Then, looking at the metrics: against FBS opponents, USC scores on average 11 points more than their opponents on average give up. Washington scores on average almost 15 points more than their opponents on average give up. Against FBS opponents, Washington’s scoring defense is almost 20 (19.7, to be exact), while USC’s is 24. Add those up, the score should look something like Washington 39, USC 31.

Similarly, USC’s defense on average holds FBS opponents to exactly their average scoring, while UW’s defense holds FBS opponents to 9 points less than their scoring average. That would put this score at roughly Washington 38, USC 24.

Purely averaging those, it’d be Washington 38.5, USC 27.5. In other words, who has any idea. Let’s go with:

Washington- 35, USC- 24

Max Vrooman

If you were assessing this game from a pure “recruiting rankings talent” standpoint the Trojans would definitely be favorites in this game. Luckily, that isn’t the only thing to consider. There was some thought before the season that the Trojans would completely quit on Clay Helton after they ran into a buzz saw of an opening 6 weeks which doomed their season. And maybe following consecutive road losses to Washington and Notre Dame that ends up happening. But for now this team is absolutely in a strong enough position to snap up and play to their talent level in selected games.

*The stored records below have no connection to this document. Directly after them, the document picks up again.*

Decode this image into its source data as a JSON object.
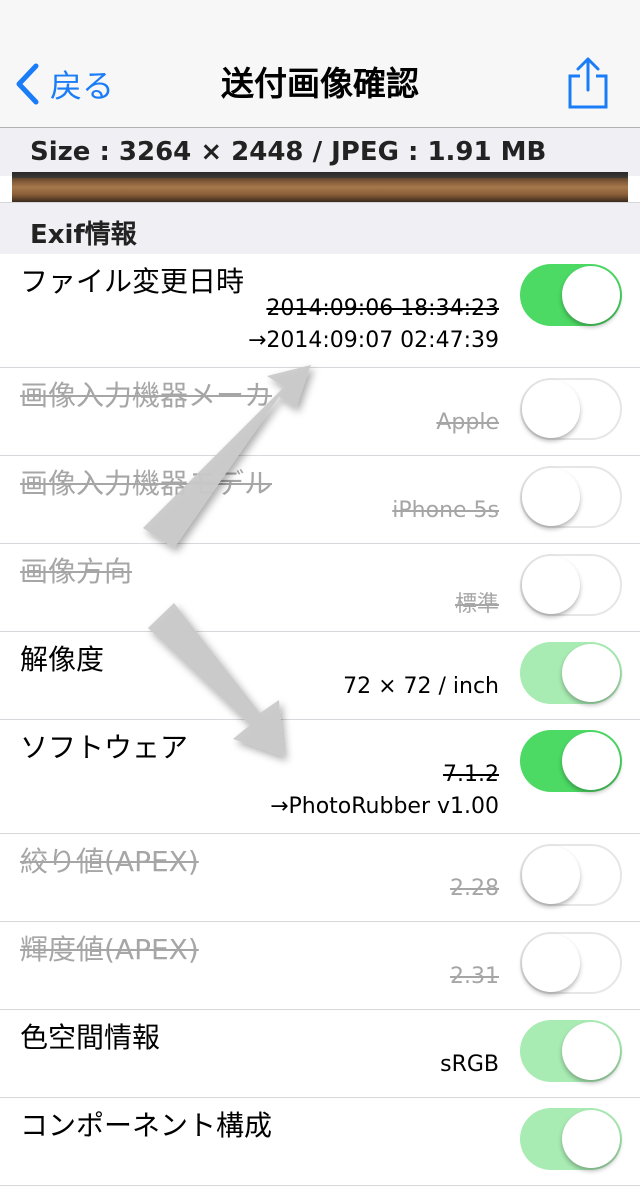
{
  "navbar": {
    "back_label": "戻る",
    "title": "送付画像確認",
    "share_icon": "share-icon"
  },
  "image_info": "Size : 3264 × 2448 / JPEG : 1.91 MB",
  "section_header": "Exif情報",
  "rows": [
    {
      "label": "ファイル変更日時",
      "value": "2014:09:06 18:34:23",
      "new_value": "→2014:09:07 02:47:39",
      "enabled": true
    },
    {
      "label": "画像入力機器メーカ",
      "value": "Apple",
      "enabled": false
    },
    {
      "label": "画像入力機器モデル",
      "value": "iPhone 5s",
      "enabled": false
    },
    {
      "label": "画像方向",
      "value": "標準",
      "enabled": false
    },
    {
      "label": "解像度",
      "value": "72 × 72 / inch",
      "enabled": true,
      "locked": true
    },
    {
      "label": "ソフトウェア",
      "value": "7.1.2",
      "new_value": "→PhotoRubber v1.00",
      "enabled": true
    },
    {
      "label": "絞り値(APEX)",
      "value": "2.28",
      "enabled": false
    },
    {
      "label": "輝度値(APEX)",
      "value": "2.31",
      "enabled": false
    },
    {
      "label": "色空間情報",
      "value": "sRGB",
      "enabled": true,
      "locked": true
    },
    {
      "label": "コンポーネント構成",
      "enabled": true,
      "locked": true
    }
  ],
  "colors": {
    "accent": "#1a7cf6",
    "switch_on": "#4cd964",
    "switch_locked": "#a8ebb3"
  }
}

Utah should have one of if not the best defense in the conference and they still gave up 30 points to USC despite the Trojans having to play with their 3rd string QB essentially all game. However, their defensive strength (their front 4) was largely neutralized by quicker ball movement and their DBs were repeatedly killed by jump balls in man-to-man coverage against USC’s terrifying WR group. The Husky defense isn’t going to do that. Instead they’re going to play this game like BYU who dropped 8 into coverage to disrupt the passing lanes. From a statistical standpoint the UW defense and USC offense are ranked similarly in a plethora of categories (within one spot in both yards per play and yards per attempt) and it wouldn’t surprise me if they play to a near standstill in this one to the tune of 21 or so points.

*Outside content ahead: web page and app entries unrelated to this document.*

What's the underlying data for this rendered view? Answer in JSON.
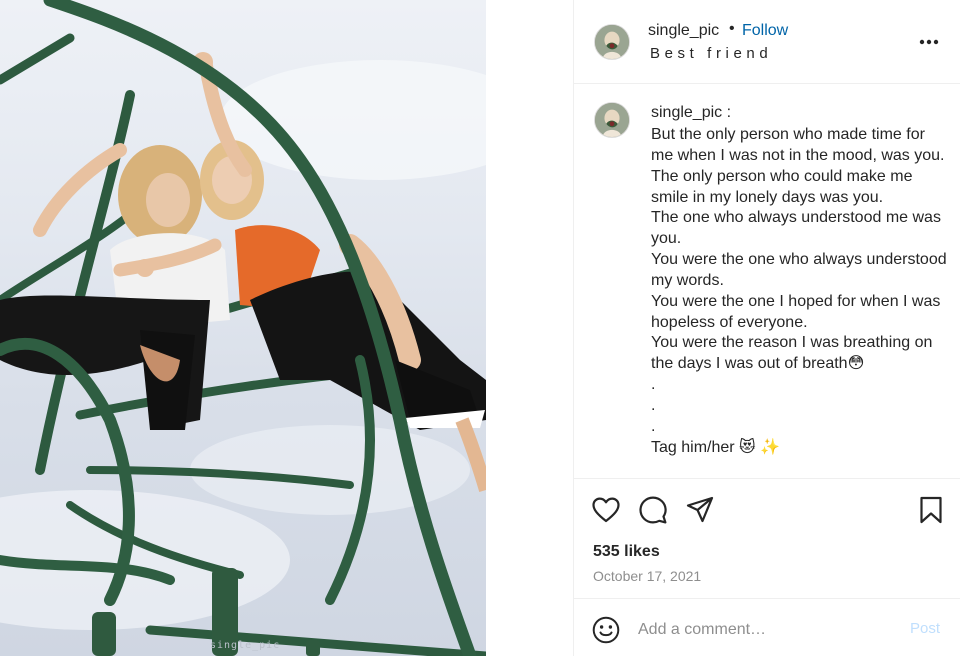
{
  "post": {
    "watermark": "single_pic",
    "photo_alt": "Two women sitting on a green climbing frame against a cloudy sky"
  },
  "header": {
    "username": "single_pic",
    "separator": "•",
    "follow_label": "Follow",
    "subtitle": "Best friend",
    "more_icon": "more-horizontal-icon"
  },
  "caption": {
    "username": "single_pic :",
    "text": "But the only person who made time for me when I was not in the mood, was you.\nThe only person who could make me smile in my lonely days was you.\nThe one who always understood me was you.\nYou were the one who always understood my words.\nYou were the one I hoped for when I was hopeless of everyone.\nYou were the reason I was breathing on the days I was out of breath😳\n.\n.\n.\nTag him/her 😻 ✨"
  },
  "actions": {
    "like_icon": "heart-icon",
    "comment_icon": "comment-icon",
    "share_icon": "send-icon",
    "save_icon": "bookmark-icon",
    "likes": "535 likes",
    "date": "October 17, 2021"
  },
  "comment_bar": {
    "emoji_icon": "smiley-icon",
    "placeholder": "Add a comment…",
    "post_label": "Post"
  },
  "colors": {
    "link_blue": "#0064a8",
    "post_disabled": "#c0dffd",
    "muted_text": "#8e8e8e",
    "border": "#efefef",
    "frame_green": "#2f5a3f"
  }
}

However, I think the Husky offense has a clear advantage over USC’s defense. The Trojans have been disappointing on that end so far and rank 100th in the country in explosive rate by giving up a big play on about 1 out of every 6 snaps. Even if Salvon Ahmed isn’t back I have enough confidence in the health of the offense to exploit the holes whether that’s Sean McGrew, Hunter Bryant, or blown coverage on Fuller or Baccellia. The one hiccup I can see is that the Trojans are 11th in the country in Red Zone TD% which isn’t exactly a strong suit for Washington. The best chance for the Dawgs is to have multiple 25+ yard touchdowns which negates their strength in short yardage while exploiting USC’s weakness of the big play. And on top of all of that USC is going to be without perhaps its best defensive player in Talanoa Hufanga who was a one man wrecking crew against Utah.

I felt strangely confident about the Huskies traveling to BYU and I’ve got a similarly good feeling about USC. If Washington ends up in a close game I expect it to be because the Dawgs were forced to settle for field goals in the red zone and Michael Pittman and Co. managed to catch some 50/50 balls for long gains against our young DBs.

Washington- 34, USC- 21


Straight Up: Washington- 5, USC- 0

Against the Spread (UW -10.5): Washington- 4, USC- 1

Average Score: Washington- 33, USC- 22.6